Aggressive Dallas Theft Defense Attorneys
Handling Robbery & Burglary Charges
The Law Office of Patrick J. McLain, PLLC is an aggressive criminal defense firm with a reputation for getting results in trial. If you were charged with burglary, theft, larceny, shoplifting, or any other type of theft crime in Dallas County, McLain is the Dallas criminal defense attorney you need on your side.
A conviction for either theft or burglary has far reaching consequences that affect your ability to get student loans, limit job and career opportunities, and may even restrict your ability to get a loan. You need an award winning defense attorney for theft charges, burglary crimes, and other allegations of moral turpitude who can protect your freedom and prove your innocence.
Call (214) 238-9392 now to
schedule a consultation with a
Dallas theft crime lawyer at our firm. Se habla Español.
Dallas Theft Crimes
Theft, also known as stealing, is pretty simple concept to understand. You are accused of taking something that does not belong to you with the intent to deprive the owner of that item. The legal definition of theft according to the Texas Penal Code, Section 31.03 is, “A person commits an offense if he unlawfully appropriates property with the intent to deprive the owner of the property.” This definition of theft also applies to unlawfully acquiring property using a worthless check and the unlawful receipt of services. The seriousness of a Theft offense and punishment depends on the amount of money allegedly stolen.
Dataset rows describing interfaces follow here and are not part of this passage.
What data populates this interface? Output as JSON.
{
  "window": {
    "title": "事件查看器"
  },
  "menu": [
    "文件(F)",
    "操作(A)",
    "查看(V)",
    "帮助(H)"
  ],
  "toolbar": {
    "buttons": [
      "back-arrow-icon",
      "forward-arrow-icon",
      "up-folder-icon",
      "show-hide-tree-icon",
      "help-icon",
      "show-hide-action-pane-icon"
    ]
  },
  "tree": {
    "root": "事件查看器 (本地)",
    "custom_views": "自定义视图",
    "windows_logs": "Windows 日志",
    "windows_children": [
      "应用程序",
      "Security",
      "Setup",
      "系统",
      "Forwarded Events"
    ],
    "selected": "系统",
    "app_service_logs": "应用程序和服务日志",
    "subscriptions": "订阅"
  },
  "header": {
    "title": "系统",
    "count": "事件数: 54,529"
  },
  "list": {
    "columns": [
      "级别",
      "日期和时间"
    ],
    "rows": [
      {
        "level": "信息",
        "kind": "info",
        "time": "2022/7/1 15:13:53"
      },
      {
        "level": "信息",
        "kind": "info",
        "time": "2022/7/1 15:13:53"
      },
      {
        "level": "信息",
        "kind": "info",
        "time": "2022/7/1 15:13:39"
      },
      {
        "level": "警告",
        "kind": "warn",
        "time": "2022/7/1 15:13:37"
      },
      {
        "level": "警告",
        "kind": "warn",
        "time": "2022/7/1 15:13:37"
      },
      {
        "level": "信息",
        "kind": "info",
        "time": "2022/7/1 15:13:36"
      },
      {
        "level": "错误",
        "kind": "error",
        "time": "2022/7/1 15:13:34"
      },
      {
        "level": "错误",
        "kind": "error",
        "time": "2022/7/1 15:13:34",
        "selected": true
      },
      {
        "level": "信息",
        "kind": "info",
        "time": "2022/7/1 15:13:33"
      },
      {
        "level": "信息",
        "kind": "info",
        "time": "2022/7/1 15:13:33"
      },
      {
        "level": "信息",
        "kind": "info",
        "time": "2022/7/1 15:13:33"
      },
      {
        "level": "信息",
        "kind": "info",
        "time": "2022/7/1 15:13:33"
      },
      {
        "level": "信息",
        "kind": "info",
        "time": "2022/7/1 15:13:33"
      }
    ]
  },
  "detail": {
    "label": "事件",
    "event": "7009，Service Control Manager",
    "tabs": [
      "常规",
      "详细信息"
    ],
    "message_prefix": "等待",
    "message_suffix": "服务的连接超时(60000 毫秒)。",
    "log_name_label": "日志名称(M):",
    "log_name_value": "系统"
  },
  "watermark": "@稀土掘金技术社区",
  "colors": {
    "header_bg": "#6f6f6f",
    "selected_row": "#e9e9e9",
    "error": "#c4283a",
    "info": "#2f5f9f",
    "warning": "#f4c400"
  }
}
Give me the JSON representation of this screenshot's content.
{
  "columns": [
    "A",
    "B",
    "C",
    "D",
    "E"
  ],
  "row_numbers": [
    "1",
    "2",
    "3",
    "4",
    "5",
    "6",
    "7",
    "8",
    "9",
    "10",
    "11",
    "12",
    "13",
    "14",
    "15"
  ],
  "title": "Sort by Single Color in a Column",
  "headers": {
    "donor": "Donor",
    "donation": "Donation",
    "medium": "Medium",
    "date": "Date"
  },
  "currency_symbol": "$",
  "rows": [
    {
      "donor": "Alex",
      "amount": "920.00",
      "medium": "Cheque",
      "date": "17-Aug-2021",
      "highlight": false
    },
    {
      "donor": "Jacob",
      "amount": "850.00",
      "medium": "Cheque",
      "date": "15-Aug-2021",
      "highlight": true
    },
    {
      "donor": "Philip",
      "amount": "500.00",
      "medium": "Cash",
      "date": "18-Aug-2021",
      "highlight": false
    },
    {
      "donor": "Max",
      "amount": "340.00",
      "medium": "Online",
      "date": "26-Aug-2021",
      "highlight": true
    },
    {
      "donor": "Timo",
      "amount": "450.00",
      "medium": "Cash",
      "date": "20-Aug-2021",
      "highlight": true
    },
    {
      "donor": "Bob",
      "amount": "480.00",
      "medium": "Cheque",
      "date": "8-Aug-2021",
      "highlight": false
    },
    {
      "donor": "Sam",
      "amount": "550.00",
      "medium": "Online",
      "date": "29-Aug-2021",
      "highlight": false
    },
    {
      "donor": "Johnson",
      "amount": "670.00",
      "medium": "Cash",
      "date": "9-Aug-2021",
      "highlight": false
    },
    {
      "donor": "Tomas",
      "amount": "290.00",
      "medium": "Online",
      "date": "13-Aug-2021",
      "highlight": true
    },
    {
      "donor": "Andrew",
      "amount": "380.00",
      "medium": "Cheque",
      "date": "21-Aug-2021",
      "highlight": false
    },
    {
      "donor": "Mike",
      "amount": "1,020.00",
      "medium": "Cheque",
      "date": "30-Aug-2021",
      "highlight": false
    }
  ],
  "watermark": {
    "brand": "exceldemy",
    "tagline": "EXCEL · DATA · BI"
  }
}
The penalties for theft charges can vary widely, depending on what was allegedly stolen, or attempted to be stolen. Our attorneys can help defend the following, and more:
- Theft by Check
- Petty Theft
- Aggravated Theft
- Larceny (Simple Theft)
- Grand Theft
- Theft of Service
Misdemeanor Theft Charges
The following describe the conditions for theft when it falls under the category of a misdemeanor:
- Class C misdemeanor theft: Stolen property valued at no greater than $100
- Class B misdemeanor theft: Property that is less than $750 but more than $100
- Class B misdemeanor theft: Property less than $100, but there is a prior theft conviction on record
- Class A misdemeanor theft: Property no greater than $2,500 but more than $750
Defending Theft charges:
The key to defending a theft charge is lack of intent. A simple, yet effective defense is “I did not intent to steal” or “I did not know it was stolen or I did not know it was in my house or car.” Also, as with any criminal offense, the constitutional defenses of unlawful search and seizure apply.
Theft by Check:
In general, it is a theft for a person to take property from its owner by issuing or passing a check when that person knew or should have known that there were insufficient funds on deposit with the bank for the payment in full of the check as well as all of the other checks that the person had outstanding at the time. The law
presumes that the check writer intended to steal the property, if (i) the check writer had no account with the bank at the time of issuing the check, or (ii) the check writer failed to pay the check within ten (10) days after receiving notice that the check was returned by the bank for “insufficient funds.”
The biggest question is whether you intended to steal. Intent is a major part of the crime. The State must prove you wrote the check knowing that you did not have the funds because you wanted to steal the item. So you cannot go on a check-writing binge without any money in your account over a long period of time because that will allow people to draw the conclusion that you intended to steal!
Call (214) 238-9392 to speak with a Dallas theft defense lawyer for help protecting your rights.